### Brief:
Your task is to copy each line of the material that holds the word "heading".

### Supplied data:
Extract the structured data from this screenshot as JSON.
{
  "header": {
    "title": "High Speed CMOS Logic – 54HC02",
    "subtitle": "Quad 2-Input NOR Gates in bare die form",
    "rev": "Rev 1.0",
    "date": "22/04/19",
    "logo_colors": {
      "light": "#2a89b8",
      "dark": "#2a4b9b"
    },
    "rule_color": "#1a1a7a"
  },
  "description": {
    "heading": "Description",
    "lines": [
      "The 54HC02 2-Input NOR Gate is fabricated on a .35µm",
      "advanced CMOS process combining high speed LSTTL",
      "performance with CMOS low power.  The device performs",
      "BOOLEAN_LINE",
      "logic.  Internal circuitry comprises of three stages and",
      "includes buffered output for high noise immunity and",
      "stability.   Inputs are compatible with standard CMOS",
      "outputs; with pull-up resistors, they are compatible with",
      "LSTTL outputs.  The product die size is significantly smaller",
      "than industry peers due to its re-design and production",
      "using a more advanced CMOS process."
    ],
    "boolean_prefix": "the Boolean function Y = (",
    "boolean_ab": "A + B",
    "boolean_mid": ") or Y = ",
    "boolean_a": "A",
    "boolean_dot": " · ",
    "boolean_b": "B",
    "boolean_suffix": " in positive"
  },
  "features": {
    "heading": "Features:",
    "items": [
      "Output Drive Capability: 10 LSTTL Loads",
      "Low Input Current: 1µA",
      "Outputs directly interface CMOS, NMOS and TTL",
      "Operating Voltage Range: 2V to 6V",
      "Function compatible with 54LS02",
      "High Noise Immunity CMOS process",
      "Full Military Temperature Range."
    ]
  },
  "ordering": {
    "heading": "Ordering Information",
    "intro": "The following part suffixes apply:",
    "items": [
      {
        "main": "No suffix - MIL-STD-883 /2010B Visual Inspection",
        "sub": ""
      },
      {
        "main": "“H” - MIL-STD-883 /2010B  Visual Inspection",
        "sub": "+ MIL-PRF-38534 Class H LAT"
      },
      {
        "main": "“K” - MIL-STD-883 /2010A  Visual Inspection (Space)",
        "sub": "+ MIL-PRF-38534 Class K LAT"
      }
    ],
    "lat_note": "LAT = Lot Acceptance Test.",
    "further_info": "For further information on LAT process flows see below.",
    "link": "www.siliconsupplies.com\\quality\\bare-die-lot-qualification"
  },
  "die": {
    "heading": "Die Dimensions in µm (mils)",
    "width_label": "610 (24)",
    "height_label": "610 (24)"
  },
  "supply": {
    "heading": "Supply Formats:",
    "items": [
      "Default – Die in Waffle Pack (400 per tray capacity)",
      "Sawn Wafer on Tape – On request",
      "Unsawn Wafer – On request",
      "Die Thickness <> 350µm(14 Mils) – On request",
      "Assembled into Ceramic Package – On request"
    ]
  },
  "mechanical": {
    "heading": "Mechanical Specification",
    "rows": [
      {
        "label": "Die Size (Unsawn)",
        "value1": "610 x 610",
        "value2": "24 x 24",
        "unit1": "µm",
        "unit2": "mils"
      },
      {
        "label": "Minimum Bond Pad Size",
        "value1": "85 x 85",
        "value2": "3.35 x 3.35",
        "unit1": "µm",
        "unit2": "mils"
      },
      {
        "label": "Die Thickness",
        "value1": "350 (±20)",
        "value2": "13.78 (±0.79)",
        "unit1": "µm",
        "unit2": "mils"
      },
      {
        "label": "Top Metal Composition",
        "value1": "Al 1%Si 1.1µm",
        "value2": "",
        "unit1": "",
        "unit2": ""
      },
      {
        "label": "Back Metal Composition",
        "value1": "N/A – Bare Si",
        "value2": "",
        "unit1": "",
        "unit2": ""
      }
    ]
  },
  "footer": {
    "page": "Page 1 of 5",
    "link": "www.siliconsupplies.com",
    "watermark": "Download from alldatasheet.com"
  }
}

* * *

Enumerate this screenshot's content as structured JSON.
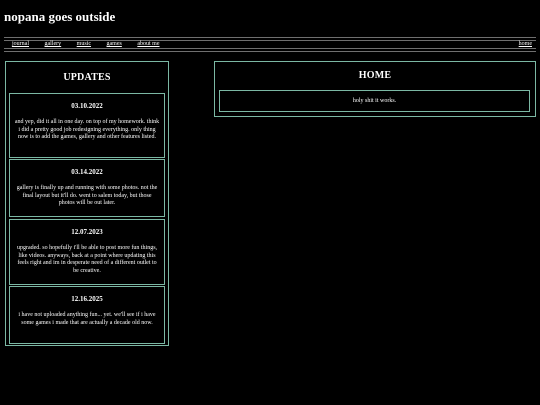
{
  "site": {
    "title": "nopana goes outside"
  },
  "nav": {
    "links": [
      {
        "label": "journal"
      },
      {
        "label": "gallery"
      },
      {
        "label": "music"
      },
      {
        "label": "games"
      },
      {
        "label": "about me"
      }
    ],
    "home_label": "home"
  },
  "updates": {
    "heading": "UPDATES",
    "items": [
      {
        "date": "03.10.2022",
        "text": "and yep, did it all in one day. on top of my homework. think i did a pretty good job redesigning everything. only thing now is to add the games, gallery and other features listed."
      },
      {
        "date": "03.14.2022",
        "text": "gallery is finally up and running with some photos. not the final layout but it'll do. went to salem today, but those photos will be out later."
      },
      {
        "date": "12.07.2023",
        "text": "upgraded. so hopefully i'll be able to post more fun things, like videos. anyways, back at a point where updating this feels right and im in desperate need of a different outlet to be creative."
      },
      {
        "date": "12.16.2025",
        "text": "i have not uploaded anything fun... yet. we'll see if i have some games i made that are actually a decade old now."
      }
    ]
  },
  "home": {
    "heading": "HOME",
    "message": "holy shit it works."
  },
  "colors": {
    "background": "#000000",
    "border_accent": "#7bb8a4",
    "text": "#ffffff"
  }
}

### Exercise response:
    "heading": "Description",
    "heading": "Features:",
    "heading": "Ordering Information",
    "heading": "Die Dimensions in µm (mils)",
    "heading": "Supply Formats:",
    "heading": "Mechanical Specification",
    "heading": "UPDATES",
    "heading": "HOME",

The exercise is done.